Indianapolis quarterback Peyton Manning taught that lesson to the Tampa Bay Buccaneers and their All-Pros Monday night.
Then, in one of the great personal quarterbacking triumphs of all time, he rallied the Colts to a surprisingly easy 38-35 comeback victory with the most artistic passing show in recent NFL history, completing so many third-down throws that his official rating as a third-down passer must have bolted into the stratosphere.
As the Buccaneers blew a 35-14 lead in the fourth quarter before blowing up, Manning completed 34 of 47 passes for 386 yards even though his offensive line couldn't protect him when the night was young and the world-champion Buccaneers were well rested.
Then, predictably, their wonderful front four — the NFL's best since the Ram days of Deacon Jones and Merlin Olsen — wore down sprinting in to smash the Colt quarterback. He didn't smash. And on Manning's long overtime drive setting up the winning field goal, he made all four of the critical third-down plays that beat the best team in football.
Leaping Penalty Saves Kicker
THE LEAPING PENALTY, the rarely called restraint that gave the Colts a second chance to win in overtime Monday night after their flustered kicker, Mike Vanderjagt, had failed the first time, is in the NFL code for the players' own protection — and it belongs there.
If you let every tall, eager professional jump any way he wants to, and as high, he might come down heavily on somebody's leg, then spin awkwardly away, turn a cartwheel, fall on his head, and kill himself. Serious injuries on kick-prevention special teams threatened regularly in the old days before the rules were tightened.
It was one of the Buccaneers' tiring All-Pros, Simeon Rice, who somehow summoned the energy to attempt the illegal play that awarded Vanderjagt a bonus chance to kick the football straight, which he didn't really do, either time, but lucked out the second time when the ball hit an upright and flopped over.
Referee Johnny Grier explained the penalty: "Leaping is a player starting more than one yard off the line of scrimmage and running forward and landing on players. He jumped and landed on his own players."
Even so, the leaping penalty isn't what beat Tampa Bay. It was Manning who won this game. It was Manning who beat the intellectual-emotional Tampa coach, Jon Gruden, who had inherited the defense that made him the NFL champion last winter, inheriting from Tony Dungy, the Indianapolis coach who bested him this strange night in Tampa.
Gruden had seen no reason to modernize the great defensive line that Dungy willed him — modernizing with four journeymen in a rotation system with all the All-Pros — but conceivably, he sees some reason now.

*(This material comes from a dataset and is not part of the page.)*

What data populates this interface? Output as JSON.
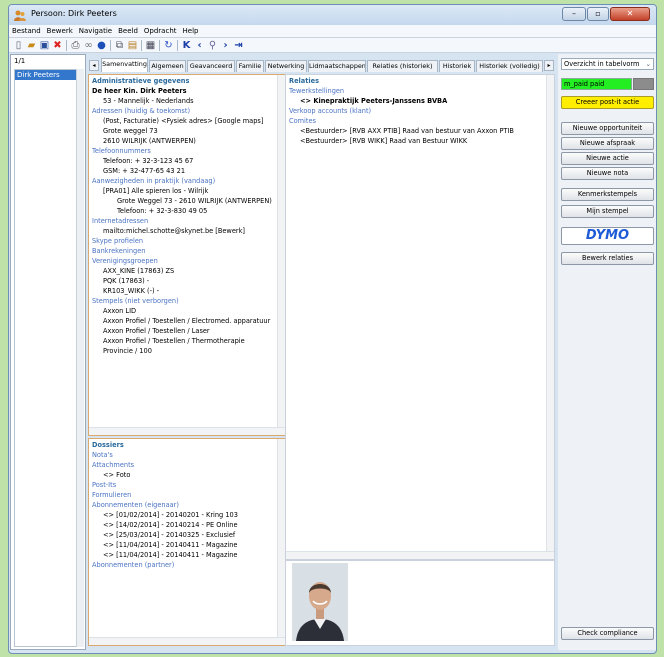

For the aging defensive Buccaneers will always be vulnerable to a quarterback like Manning, a quarterback with a lively young passing arm and the young, strong legs to carry him away from Gruden's bruisers. For the present, though, Gruden is safe. Now that Brett Favre is aging too, there's only one Peyton Manning.
1958 Sudden-Death Game Overrated
There are so many good ways to play winning football that "the greatest game ever played" has been played many times.
Best show of them all, conceivably, was Monday night's. Few have been able to do what Dungy and Manning accomplished in the 21-point fourth-quarter rally from 35-14 to 35-35, after which their little three-point overtime performance was a formality against Gruden's dog-tired All-Pros.
Or, possibly, the best game ever played was played in Kansas City Sunday when unbeaten Kansas City came from behind to conquer unbeaten Denver, 24-23. Both sides scored in every quarter to keep it constantly close and dramatic before the Chiefs won with a humdrum play: another long kick return by Dante Hall, his seventh in 10 games, this one for 93 yards.
Or the best game might be coming up this week when the NFL's new power, 4-0 Carolina, conqueror of Super Bowl-champion Tampa Bay, lines up against Manning at 5-0 Indianapolis.